EXERCISE REQUIREMENTS → Which lines of the listing below contain the word "Барахолка"? Copy each of them.

MATERIAL TO PROCESS →
+ + + + + + +
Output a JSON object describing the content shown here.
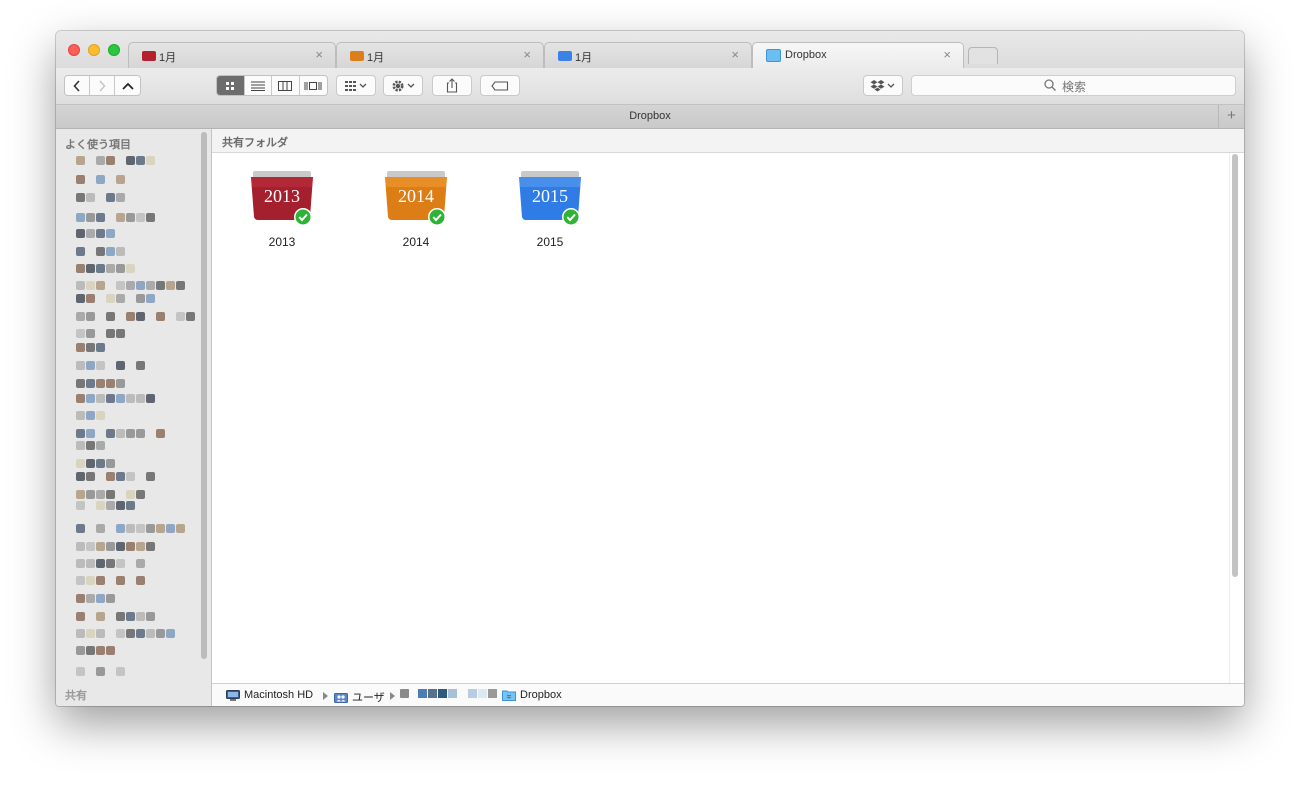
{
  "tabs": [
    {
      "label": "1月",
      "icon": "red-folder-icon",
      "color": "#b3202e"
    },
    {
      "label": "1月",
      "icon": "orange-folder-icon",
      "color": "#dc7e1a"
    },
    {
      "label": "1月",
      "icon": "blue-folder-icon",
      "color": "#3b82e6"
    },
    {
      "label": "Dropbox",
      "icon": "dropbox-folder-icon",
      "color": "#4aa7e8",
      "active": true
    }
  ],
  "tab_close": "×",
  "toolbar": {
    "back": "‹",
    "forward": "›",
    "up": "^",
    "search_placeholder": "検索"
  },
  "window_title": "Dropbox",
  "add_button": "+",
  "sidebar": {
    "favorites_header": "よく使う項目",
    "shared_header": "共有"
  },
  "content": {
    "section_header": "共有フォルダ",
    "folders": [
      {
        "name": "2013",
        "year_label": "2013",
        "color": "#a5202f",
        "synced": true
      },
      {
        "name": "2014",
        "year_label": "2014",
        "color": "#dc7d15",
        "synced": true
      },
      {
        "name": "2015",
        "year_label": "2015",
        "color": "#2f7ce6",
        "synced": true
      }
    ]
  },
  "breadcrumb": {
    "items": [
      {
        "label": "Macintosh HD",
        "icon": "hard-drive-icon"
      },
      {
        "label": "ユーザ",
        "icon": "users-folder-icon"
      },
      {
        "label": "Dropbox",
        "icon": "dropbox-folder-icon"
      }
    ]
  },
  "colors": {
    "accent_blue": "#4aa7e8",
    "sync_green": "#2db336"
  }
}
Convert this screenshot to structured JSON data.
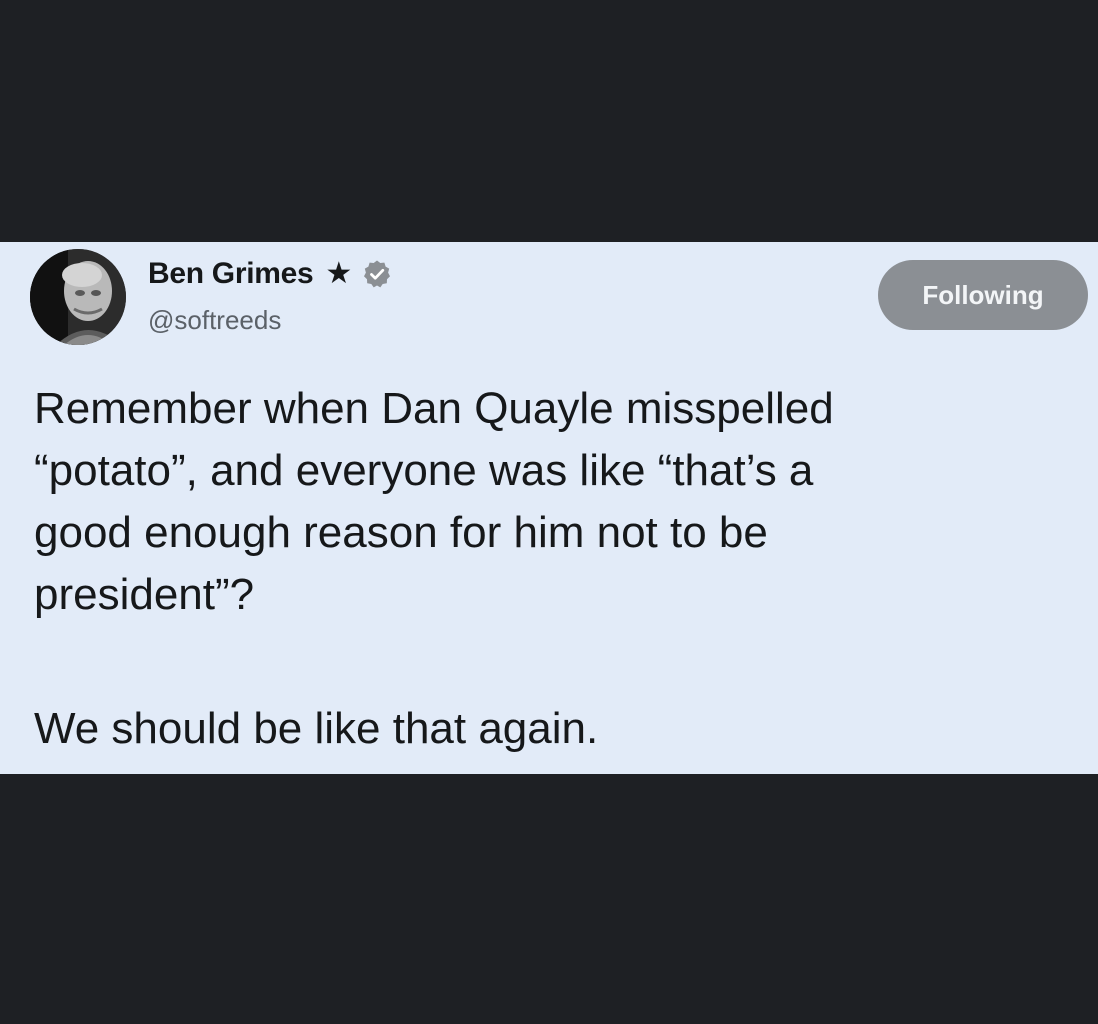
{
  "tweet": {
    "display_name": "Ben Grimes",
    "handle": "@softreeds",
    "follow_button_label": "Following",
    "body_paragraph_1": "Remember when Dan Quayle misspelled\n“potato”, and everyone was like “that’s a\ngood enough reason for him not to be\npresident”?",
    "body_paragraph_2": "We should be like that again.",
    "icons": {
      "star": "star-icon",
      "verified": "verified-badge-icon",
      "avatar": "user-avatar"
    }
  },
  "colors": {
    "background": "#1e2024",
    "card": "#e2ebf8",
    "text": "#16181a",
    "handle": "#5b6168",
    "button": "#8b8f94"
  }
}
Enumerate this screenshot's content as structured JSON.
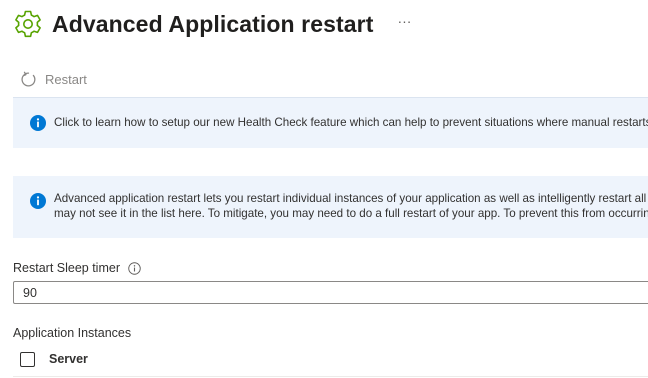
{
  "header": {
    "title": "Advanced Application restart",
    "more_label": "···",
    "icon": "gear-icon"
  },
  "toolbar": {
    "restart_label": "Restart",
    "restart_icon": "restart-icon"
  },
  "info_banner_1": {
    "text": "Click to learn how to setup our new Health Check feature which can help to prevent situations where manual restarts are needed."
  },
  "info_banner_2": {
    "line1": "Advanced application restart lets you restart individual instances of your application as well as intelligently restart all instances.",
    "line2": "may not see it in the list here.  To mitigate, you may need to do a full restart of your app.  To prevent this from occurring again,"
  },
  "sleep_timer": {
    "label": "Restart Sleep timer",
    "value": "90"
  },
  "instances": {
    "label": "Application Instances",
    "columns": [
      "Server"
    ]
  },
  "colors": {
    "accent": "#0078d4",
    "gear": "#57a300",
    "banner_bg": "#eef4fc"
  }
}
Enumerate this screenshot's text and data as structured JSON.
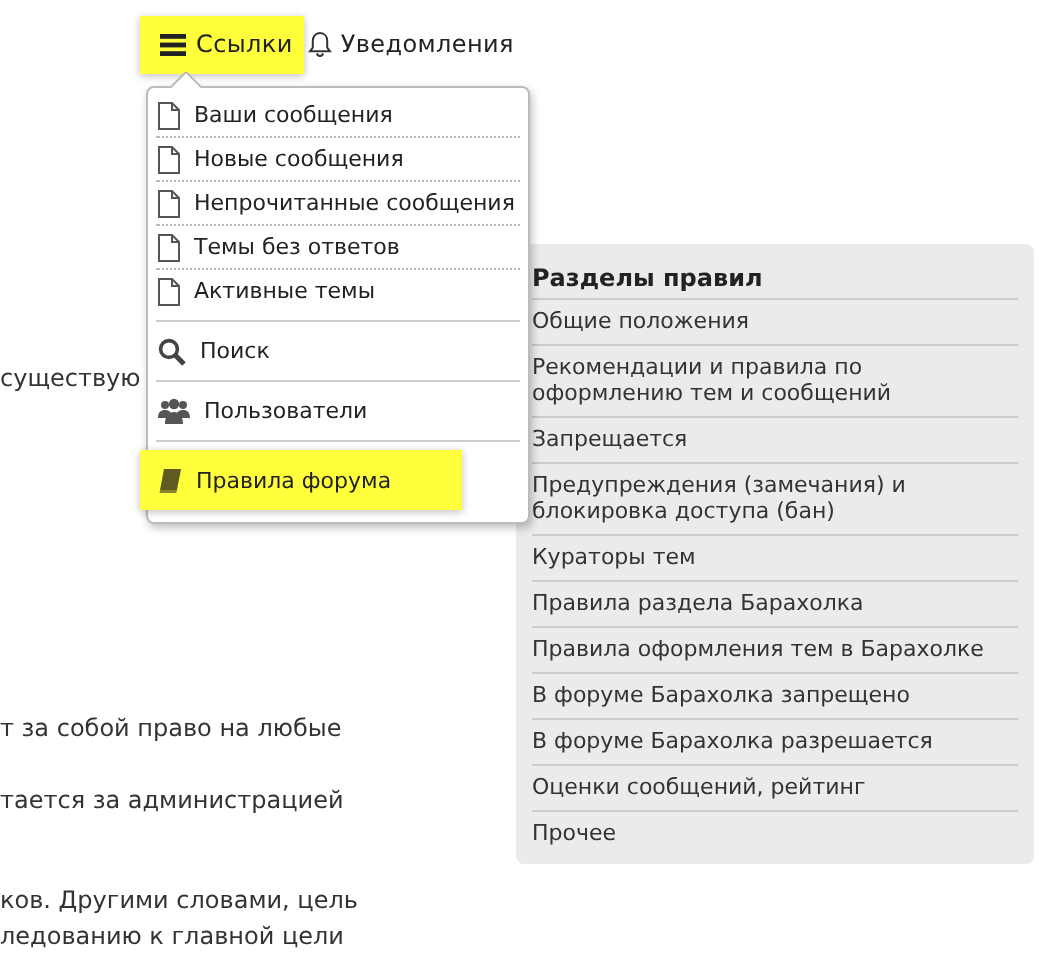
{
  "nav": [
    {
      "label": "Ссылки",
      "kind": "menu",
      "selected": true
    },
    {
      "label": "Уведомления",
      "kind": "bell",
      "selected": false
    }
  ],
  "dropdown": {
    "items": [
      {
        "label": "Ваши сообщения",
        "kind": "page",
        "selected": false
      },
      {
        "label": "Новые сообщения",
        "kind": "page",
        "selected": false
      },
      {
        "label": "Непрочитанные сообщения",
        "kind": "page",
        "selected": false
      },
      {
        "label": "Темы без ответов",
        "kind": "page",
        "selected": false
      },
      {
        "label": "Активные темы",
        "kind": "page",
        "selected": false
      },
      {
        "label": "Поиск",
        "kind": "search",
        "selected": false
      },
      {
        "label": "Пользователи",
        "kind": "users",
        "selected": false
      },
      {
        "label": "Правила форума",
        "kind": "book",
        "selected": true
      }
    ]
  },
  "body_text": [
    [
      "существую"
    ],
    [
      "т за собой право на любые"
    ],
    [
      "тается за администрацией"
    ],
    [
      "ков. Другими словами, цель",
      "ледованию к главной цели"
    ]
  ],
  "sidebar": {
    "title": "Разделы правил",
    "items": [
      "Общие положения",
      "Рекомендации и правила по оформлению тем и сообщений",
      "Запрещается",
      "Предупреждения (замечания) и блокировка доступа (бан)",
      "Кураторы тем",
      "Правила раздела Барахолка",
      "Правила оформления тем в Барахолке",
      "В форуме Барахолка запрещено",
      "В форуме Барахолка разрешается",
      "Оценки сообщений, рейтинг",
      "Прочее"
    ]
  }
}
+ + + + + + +
YOUR SOLUTION →
      "Правила раздела Барахолка",
      "В форуме Барахолка запрещено",
      "В форуме Барахолка разрешается",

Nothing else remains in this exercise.